Setting: A generic conference room in Corporate America. Two Hands and a Head are seated at a large table.

Head: I’ve called you here today because I want to make a very important introduction. Right Hand, I want you to meet Left Hand.

Right Hand: Glad to meet you!

Left Hand: Charmed, i’m sure. So, where do you work?

Right Hand: Oh, I work at Microsoft.

Left Hand: Really? What a co-inkly-dink! So do I!

Hands begin an animated discussion about their jobs. Scene fades to black, and a corporate-sounding voice says, “Despite this dramatic introduction, the Right Hand still doesn’t know what the Left Hand is doing.

Update (2129 07 January 2005): Microsoft, as I anticipated, has edited the photo linked above. The image below is the original.

Guy looking at a TiBook with binoculars

posted on 06 January 2005 at 1309humour0 commentstrackback

Stop, Stop, Stop, Stop Hurting the Community!

Those of you who don’t browse MacSurfer probably haven’t seen my latest article on SchwarzTech.

Chris Lawson shares his thoughts on the state of the Mac Web and lets you in on a little secret that PC Magazine and Ziff-Davis don’t want you to know…

I imagine this will ruffle quite a few feathers in the community; that’s what it’s supposed to do. I’m not so much trying to piss people off as make them think about what they’re publishing. Just because it mentions the Mac doesn’t mean it’s worth linking to, which Michael Alderete really hammers home in his post published over at MacInTouch (and kudos to Ric for at least paying lip service to the ideas I’ve outlined in my article):
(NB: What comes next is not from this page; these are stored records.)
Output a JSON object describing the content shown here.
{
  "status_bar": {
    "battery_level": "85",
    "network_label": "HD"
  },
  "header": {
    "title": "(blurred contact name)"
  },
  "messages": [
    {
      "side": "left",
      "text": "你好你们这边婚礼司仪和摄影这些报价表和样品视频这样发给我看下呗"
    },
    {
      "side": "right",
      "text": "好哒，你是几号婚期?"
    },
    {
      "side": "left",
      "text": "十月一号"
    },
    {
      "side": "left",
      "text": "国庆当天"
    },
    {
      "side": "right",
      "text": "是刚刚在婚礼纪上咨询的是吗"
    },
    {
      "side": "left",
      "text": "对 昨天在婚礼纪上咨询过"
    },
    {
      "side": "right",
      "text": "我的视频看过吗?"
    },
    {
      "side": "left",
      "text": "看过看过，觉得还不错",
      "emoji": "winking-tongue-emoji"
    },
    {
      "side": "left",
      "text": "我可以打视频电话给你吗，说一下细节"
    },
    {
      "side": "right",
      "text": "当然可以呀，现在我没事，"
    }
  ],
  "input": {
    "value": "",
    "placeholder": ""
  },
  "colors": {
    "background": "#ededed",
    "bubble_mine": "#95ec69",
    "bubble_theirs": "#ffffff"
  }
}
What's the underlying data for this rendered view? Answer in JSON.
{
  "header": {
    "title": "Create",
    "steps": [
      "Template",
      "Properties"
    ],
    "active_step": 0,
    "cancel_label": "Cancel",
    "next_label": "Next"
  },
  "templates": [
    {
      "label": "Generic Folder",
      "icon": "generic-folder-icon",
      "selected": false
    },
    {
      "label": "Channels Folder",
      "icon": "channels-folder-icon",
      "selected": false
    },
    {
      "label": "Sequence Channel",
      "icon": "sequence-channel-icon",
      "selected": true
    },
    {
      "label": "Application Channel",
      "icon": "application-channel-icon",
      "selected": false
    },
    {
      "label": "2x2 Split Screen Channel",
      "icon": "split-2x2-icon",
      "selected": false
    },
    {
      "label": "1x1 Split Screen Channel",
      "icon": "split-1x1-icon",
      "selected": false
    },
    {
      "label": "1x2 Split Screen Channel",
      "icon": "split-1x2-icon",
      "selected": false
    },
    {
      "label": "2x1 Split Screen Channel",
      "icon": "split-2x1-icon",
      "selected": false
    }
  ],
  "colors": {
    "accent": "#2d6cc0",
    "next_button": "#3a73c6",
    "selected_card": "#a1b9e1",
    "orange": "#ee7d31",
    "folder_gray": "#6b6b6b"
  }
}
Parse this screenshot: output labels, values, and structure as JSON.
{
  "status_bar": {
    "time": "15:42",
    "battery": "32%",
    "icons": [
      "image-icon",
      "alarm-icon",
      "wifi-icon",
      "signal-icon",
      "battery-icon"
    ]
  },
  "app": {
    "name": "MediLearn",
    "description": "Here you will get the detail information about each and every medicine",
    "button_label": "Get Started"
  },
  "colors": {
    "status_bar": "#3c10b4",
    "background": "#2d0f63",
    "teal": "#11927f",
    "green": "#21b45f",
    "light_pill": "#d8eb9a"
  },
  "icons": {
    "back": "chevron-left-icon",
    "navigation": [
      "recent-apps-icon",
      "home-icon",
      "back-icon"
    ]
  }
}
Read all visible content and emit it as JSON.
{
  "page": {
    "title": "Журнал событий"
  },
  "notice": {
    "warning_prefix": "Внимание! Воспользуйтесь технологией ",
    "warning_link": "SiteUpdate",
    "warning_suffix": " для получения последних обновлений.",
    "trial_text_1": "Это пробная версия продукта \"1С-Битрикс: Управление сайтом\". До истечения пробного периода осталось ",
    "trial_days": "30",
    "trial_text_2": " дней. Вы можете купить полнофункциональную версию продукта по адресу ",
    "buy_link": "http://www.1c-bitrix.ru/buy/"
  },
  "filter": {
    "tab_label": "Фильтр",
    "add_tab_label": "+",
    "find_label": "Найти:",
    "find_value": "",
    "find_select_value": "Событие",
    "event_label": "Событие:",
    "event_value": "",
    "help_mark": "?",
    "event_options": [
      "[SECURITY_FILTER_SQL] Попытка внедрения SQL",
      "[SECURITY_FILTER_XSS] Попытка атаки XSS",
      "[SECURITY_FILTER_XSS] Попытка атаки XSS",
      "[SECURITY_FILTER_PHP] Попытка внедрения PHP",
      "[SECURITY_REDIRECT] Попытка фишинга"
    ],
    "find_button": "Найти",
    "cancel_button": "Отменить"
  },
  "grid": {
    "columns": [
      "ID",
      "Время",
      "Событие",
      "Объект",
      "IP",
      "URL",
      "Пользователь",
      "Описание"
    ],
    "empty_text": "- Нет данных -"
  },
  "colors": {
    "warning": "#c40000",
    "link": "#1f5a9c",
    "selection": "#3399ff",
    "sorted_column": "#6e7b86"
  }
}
John Dvorak is a “shock jock” columnist. He’s not particularly interested in getting anything right — he’s interested in getting a reaction. That’s why he picks on the Mac so often. He knows that Mac users will rise up to defend their platform, guaranteeing a ton of mentions around the web, irate responses in blogs, and vigorous letters to the editor…and a whole lot more traffic to his columns, improving his standing with his editors and publishers, and thus compensation.

The worst thing any Mac user can do to John Dvorak is ignore him. Even though we know he’s wrong, and provably wrong, it’s actually better to just let it go.

posted on 06 January 2005 at 0453general0 commentstrackback

Headline of the Day

posted on 05 January 2005 at 2056humour0 commentstrackback

Indonesian Man One-Ups The Professor

An Indonesian man has been found alive approximately 160 km west of Banda Aceh, at the northern tip of Sumatra. He had survived eight days on a raft of coconut trees and other wooden debris, drinking rainwater and eating coconuts he had reportedly cracked open with a doorknob.

posted on 05 January 2005 at 1700general0 commentstrackback


The entire site has a new colour scheme, in case you didn’t notice, and I’ve finally fixed the Movable Type bug that was causing XHTML validation to fail. For you other MT-3.x users, it’s a problem in the following four files (paths and BBEdit line numbers quoted from the MT-3.14 Upgrade package):

/lib/MT/App/; Line 4699
/lib/MT/; Line 367
/lib/MT/; Line 1182
/tmpl/cms/reload_opener.tmpl; Line 3

Each SCRIPT tag should have language="javascript" replaced by type="text/javascript". If you’re feeling particularly ambitious, and since the LANGUAGE attribute has been deprecated, you can go through the entire MT Upgrade package and remove the rest of the language="javascript" attributes as well.

I have contacted Six Apart with this information, and hopefully the next release of Movable Type will fix the problem.

I’ve also upgraded the sidebar boxes to an Aqua window look instead of the ill-fitting dotted-border theme. Enjoy!

posted on 05 January 2005 at 0142meta0 commentstrackback